PROBLEM TO SOLVE> What follows is a set of records; restate each one word for word and drop the pictures.

== DATA

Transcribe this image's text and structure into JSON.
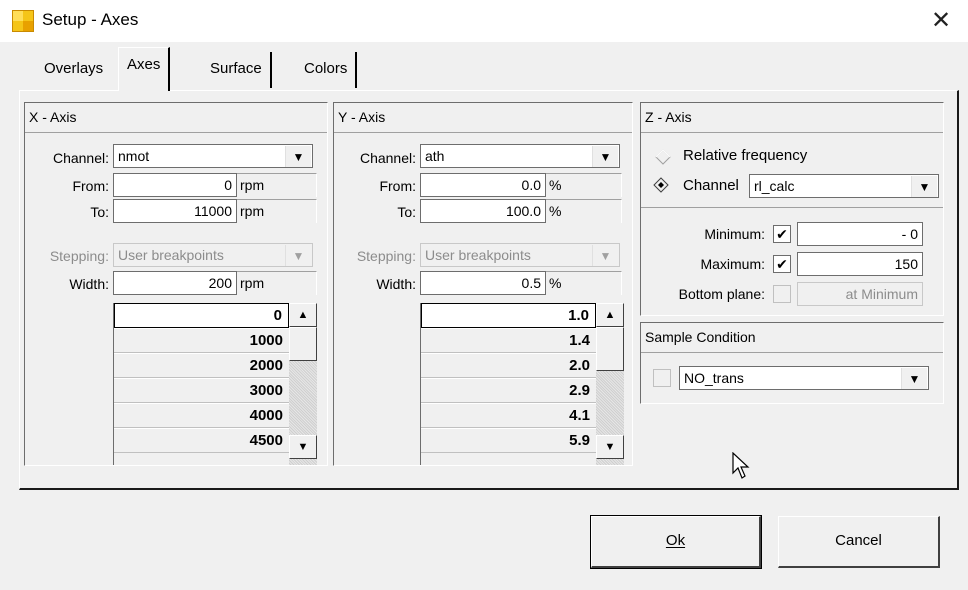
{
  "window": {
    "title": "Setup - Axes"
  },
  "tabs": [
    {
      "label": "Overlays"
    },
    {
      "label": "Axes"
    },
    {
      "label": "Surface"
    },
    {
      "label": "Colors"
    }
  ],
  "x_axis": {
    "header": "X - Axis",
    "channel_label": "Channel:",
    "channel_value": "nmot",
    "from_label": "From:",
    "from_value": "0",
    "from_unit": "rpm",
    "to_label": "To:",
    "to_value": "11000",
    "to_unit": "rpm",
    "stepping_label": "Stepping:",
    "stepping_value": "User breakpoints",
    "width_label": "Width:",
    "width_value": "200",
    "width_unit": "rpm",
    "breakpoints": [
      "0",
      "1000",
      "2000",
      "3000",
      "4000",
      "4500"
    ]
  },
  "y_axis": {
    "header": "Y - Axis",
    "channel_label": "Channel:",
    "channel_value": "ath",
    "from_label": "From:",
    "from_value": "0.0",
    "from_unit": "%",
    "to_label": "To:",
    "to_value": "100.0",
    "to_unit": "%",
    "stepping_label": "Stepping:",
    "stepping_value": "User breakpoints",
    "width_label": "Width:",
    "width_value": "0.5",
    "width_unit": "%",
    "breakpoints": [
      "1.0",
      "1.4",
      "2.0",
      "2.9",
      "4.1",
      "5.9"
    ]
  },
  "z_axis": {
    "header": "Z - Axis",
    "relative_frequency_label": "Relative frequency",
    "channel_label": "Channel",
    "channel_value": "rl_calc",
    "minimum_label": "Minimum:",
    "minimum_checked": true,
    "minimum_value": "- 0",
    "maximum_label": "Maximum:",
    "maximum_checked": true,
    "maximum_value": "150",
    "bottom_plane_label": "Bottom plane:",
    "bottom_plane_checked": false,
    "bottom_plane_value": "at Minimum"
  },
  "sample_condition": {
    "header": "Sample Condition",
    "value": "NO_trans"
  },
  "buttons": {
    "ok_label": "Ok",
    "cancel_label": "Cancel"
  },
  "icons": {
    "close": "close-icon",
    "dropdown": "chevron-down-icon",
    "check": "checkmark-icon",
    "cursor": "mouse-pointer-icon"
  }
}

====

SOLUTION FOR THIS TASK>
Transcribe this image's text and structure into JSON.
{
  "window": {
    "title": "Setup - Axes"
  },
  "tabs": [
    {
      "label": "Overlays"
    },
    {
      "label": "Axes"
    },
    {
      "label": "Surface"
    },
    {
      "label": "Colors"
    }
  ],
  "x_axis": {
    "header": "X - Axis",
    "channel_label": "Channel:",
    "channel_value": "nmot",
    "from_label": "From:",
    "from_value": "0",
    "from_unit": "rpm",
    "to_label": "To:",
    "to_value": "11000",
    "to_unit": "rpm",
    "stepping_label": "Stepping:",
    "stepping_value": "User breakpoints",
    "width_label": "Width:",
    "width_value": "200",
    "width_unit": "rpm",
    "breakpoints": [
      "0",
      "1000",
      "2000",
      "3000",
      "4000",
      "4500"
    ]
  },
  "y_axis": {
    "header": "Y - Axis",
    "channel_label": "Channel:",
    "channel_value": "ath",
    "from_label": "From:",
    "from_value": "0.0",
    "from_unit": "%",
    "to_label": "To:",
    "to_value": "100.0",
    "to_unit": "%",
    "stepping_label": "Stepping:",
    "stepping_value": "User breakpoints",
    "width_label": "Width:",
    "width_value": "0.5",
    "width_unit": "%",
    "breakpoints": [
      "1.0",
      "1.4",
      "2.0",
      "2.9",
      "4.1",
      "5.9"
    ]
  },
  "z_axis": {
    "header": "Z - Axis",
    "relative_frequency_label": "Relative frequency",
    "channel_label": "Channel",
    "channel_value": "rl_calc",
    "minimum_label": "Minimum:",
    "minimum_checked": true,
    "minimum_value": "- 0",
    "maximum_label": "Maximum:",
    "maximum_checked": true,
    "maximum_value": "150",
    "bottom_plane_label": "Bottom plane:",
    "bottom_plane_checked": false,
    "bottom_plane_value": "at Minimum"
  },
  "sample_condition": {
    "header": "Sample Condition",
    "value": "NO_trans"
  },
  "buttons": {
    "ok_label": "Ok",
    "cancel_label": "Cancel"
  },
  "icons": {
    "close": "close-icon",
    "dropdown": "chevron-down-icon",
    "check": "checkmark-icon",
    "cursor": "mouse-pointer-icon"
  }
}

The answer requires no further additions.